*WHAT YOU SHOULD DO*: Reproduce the records below exactly, leaving their images out.
───── INFORMATION SUPPLIED
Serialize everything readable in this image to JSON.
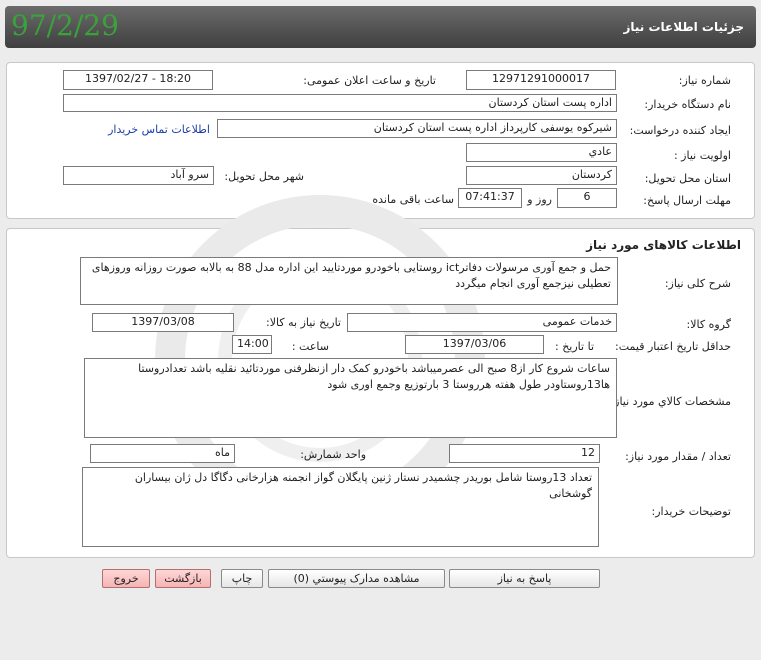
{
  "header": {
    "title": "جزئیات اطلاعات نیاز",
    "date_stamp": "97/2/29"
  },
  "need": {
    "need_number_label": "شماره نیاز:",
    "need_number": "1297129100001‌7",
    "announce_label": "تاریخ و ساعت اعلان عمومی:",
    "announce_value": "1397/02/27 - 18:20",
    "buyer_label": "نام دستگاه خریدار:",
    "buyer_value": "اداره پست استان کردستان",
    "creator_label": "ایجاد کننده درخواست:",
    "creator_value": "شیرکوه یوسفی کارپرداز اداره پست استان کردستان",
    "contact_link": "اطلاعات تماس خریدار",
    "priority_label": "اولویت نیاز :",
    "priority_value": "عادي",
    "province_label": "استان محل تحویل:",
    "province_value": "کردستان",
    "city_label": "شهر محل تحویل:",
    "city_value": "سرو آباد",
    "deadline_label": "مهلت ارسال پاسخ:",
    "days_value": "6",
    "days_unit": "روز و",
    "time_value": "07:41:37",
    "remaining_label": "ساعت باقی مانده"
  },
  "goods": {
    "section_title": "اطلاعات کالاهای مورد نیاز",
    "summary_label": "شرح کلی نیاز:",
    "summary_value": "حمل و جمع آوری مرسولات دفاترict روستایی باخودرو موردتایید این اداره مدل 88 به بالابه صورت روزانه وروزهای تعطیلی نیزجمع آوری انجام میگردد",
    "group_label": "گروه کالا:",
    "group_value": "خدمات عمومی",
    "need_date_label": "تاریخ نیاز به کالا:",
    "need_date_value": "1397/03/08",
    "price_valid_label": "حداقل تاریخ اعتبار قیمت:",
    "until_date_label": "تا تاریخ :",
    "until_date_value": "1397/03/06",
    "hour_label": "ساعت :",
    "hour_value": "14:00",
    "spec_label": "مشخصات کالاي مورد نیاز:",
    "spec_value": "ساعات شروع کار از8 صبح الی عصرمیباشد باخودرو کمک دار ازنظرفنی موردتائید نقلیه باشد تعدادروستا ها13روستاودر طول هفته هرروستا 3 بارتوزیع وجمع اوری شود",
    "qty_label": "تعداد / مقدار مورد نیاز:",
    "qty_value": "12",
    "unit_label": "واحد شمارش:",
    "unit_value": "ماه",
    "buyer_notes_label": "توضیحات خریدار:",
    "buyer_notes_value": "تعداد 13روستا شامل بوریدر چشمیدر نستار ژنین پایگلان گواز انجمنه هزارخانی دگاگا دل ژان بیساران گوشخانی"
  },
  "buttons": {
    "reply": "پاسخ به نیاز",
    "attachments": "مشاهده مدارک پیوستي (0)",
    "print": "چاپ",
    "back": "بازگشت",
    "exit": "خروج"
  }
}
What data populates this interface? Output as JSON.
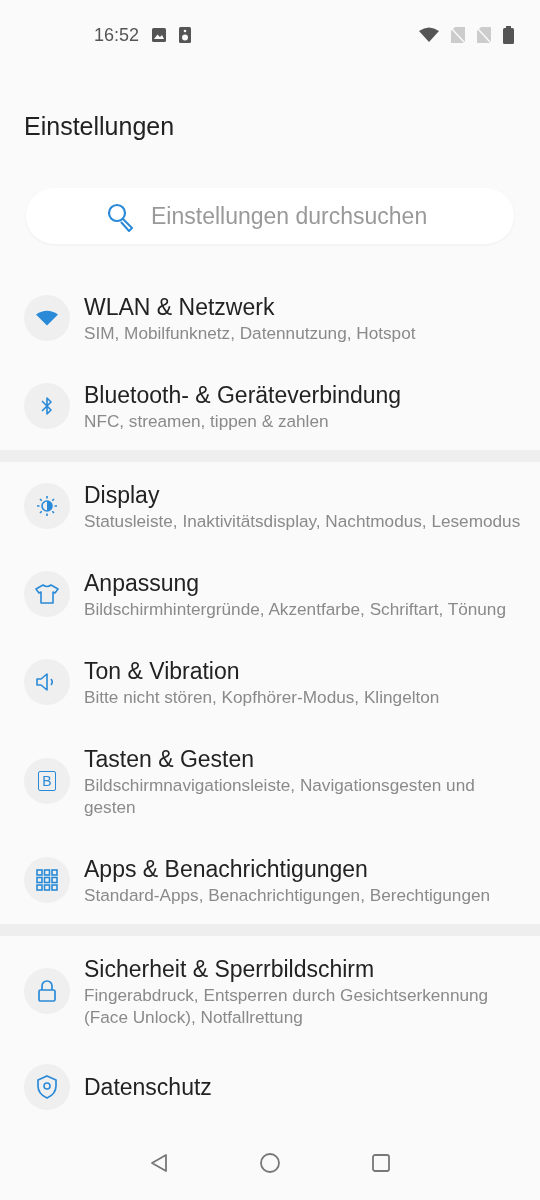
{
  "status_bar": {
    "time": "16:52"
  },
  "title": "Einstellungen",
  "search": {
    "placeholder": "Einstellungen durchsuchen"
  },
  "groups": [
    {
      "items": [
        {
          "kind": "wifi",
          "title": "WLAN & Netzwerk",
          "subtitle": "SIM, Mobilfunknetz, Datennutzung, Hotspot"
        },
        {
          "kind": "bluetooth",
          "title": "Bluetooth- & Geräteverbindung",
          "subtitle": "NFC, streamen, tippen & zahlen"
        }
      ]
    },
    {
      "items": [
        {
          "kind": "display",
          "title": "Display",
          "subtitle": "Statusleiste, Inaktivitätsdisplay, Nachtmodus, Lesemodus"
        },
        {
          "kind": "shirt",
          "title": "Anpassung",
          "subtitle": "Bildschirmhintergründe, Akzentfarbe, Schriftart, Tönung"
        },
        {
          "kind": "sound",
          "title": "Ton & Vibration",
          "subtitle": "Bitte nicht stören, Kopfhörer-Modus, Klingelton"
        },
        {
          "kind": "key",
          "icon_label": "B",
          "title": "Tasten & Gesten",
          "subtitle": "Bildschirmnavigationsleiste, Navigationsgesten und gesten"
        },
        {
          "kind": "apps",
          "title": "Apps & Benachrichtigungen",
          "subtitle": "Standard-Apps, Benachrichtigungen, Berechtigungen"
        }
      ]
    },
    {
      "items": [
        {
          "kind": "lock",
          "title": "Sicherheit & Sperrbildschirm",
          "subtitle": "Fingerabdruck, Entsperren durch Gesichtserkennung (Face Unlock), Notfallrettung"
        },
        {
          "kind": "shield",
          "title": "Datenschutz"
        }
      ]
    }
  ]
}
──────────
*SOLUTION TO THIS EXERCISE*:
Serialize everything readable in this image to JSON.
{
  "header": {
    "title": "جزئیات اطلاعات نیاز",
    "date_stamp": "97/2/29"
  },
  "need": {
    "need_number_label": "شماره نیاز:",
    "need_number": "1297129100001‌7",
    "announce_label": "تاریخ و ساعت اعلان عمومی:",
    "announce_value": "1397/02/27 - 18:20",
    "buyer_label": "نام دستگاه خریدار:",
    "buyer_value": "اداره پست استان کردستان",
    "creator_label": "ایجاد کننده درخواست:",
    "creator_value": "شیرکوه یوسفی کارپرداز اداره پست استان کردستان",
    "contact_link": "اطلاعات تماس خریدار",
    "priority_label": "اولویت نیاز :",
    "priority_value": "عادي",
    "province_label": "استان محل تحویل:",
    "province_value": "کردستان",
    "city_label": "شهر محل تحویل:",
    "city_value": "سرو آباد",
    "deadline_label": "مهلت ارسال پاسخ:",
    "days_value": "6",
    "days_unit": "روز و",
    "time_value": "07:41:37",
    "remaining_label": "ساعت باقی مانده"
  },
  "goods": {
    "section_title": "اطلاعات کالاهای مورد نیاز",
    "summary_label": "شرح کلی نیاز:",
    "summary_value": "حمل و جمع آوری مرسولات دفاترict روستایی باخودرو موردتایید این اداره مدل 88 به بالابه صورت روزانه وروزهای تعطیلی نیزجمع آوری انجام میگردد",
    "group_label": "گروه کالا:",
    "group_value": "خدمات عمومی",
    "need_date_label": "تاریخ نیاز به کالا:",
    "need_date_value": "1397/03/08",
    "price_valid_label": "حداقل تاریخ اعتبار قیمت:",
    "until_date_label": "تا تاریخ :",
    "until_date_value": "1397/03/06",
    "hour_label": "ساعت :",
    "hour_value": "14:00",
    "spec_label": "مشخصات کالاي مورد نیاز:",
    "spec_value": "ساعات شروع کار از8 صبح الی عصرمیباشد باخودرو کمک دار ازنظرفنی موردتائید نقلیه باشد تعدادروستا ها13روستاودر طول هفته هرروستا 3 بارتوزیع وجمع اوری شود",
    "qty_label": "تعداد / مقدار مورد نیاز:",
    "qty_value": "12",
    "unit_label": "واحد شمارش:",
    "unit_value": "ماه",
    "buyer_notes_label": "توضیحات خریدار:",
    "buyer_notes_value": "تعداد 13روستا شامل بوریدر چشمیدر نستار ژنین پایگلان گواز انجمنه هزارخانی دگاگا دل ژان بیساران گوشخانی"
  },
  "buttons": {
    "reply": "پاسخ به نیاز",
    "attachments": "مشاهده مدارک پیوستي (0)",
    "print": "چاپ",
    "back": "بازگشت",
    "exit": "خروج"
  }
}
What data populates this interface? Output as JSON.
{
  "status_bar": {
    "time": "16:52"
  },
  "title": "Einstellungen",
  "search": {
    "placeholder": "Einstellungen durchsuchen"
  },
  "groups": [
    {
      "items": [
        {
          "kind": "wifi",
          "title": "WLAN & Netzwerk",
          "subtitle": "SIM, Mobilfunknetz, Datennutzung, Hotspot"
        },
        {
          "kind": "bluetooth",
          "title": "Bluetooth- & Geräteverbindung",
          "subtitle": "NFC, streamen, tippen & zahlen"
        }
      ]
    },
    {
      "items": [
        {
          "kind": "display",
          "title": "Display",
          "subtitle": "Statusleiste, Inaktivitätsdisplay, Nachtmodus, Lesemodus"
        },
        {
          "kind": "shirt",
          "title": "Anpassung",
          "subtitle": "Bildschirmhintergründe, Akzentfarbe, Schriftart, Tönung"
        },
        {
          "kind": "sound",
          "title": "Ton & Vibration",
          "subtitle": "Bitte nicht stören, Kopfhörer-Modus, Klingelton"
        },
        {
          "kind": "key",
          "icon_label": "B",
          "title": "Tasten & Gesten",
          "subtitle": "Bildschirmnavigationsleiste, Navigationsgesten und gesten"
        },
        {
          "kind": "apps",
          "title": "Apps & Benachrichtigungen",
          "subtitle": "Standard-Apps, Benachrichtigungen, Berechtigungen"
        }
      ]
    },
    {
      "items": [
        {
          "kind": "lock",
          "title": "Sicherheit & Sperrbildschirm",
          "subtitle": "Fingerabdruck, Entsperren durch Gesichtserkennung (Face Unlock), Notfallrettung"
        },
        {
          "kind": "shield",
          "title": "Datenschutz"
        }
      ]
    }
  ]
}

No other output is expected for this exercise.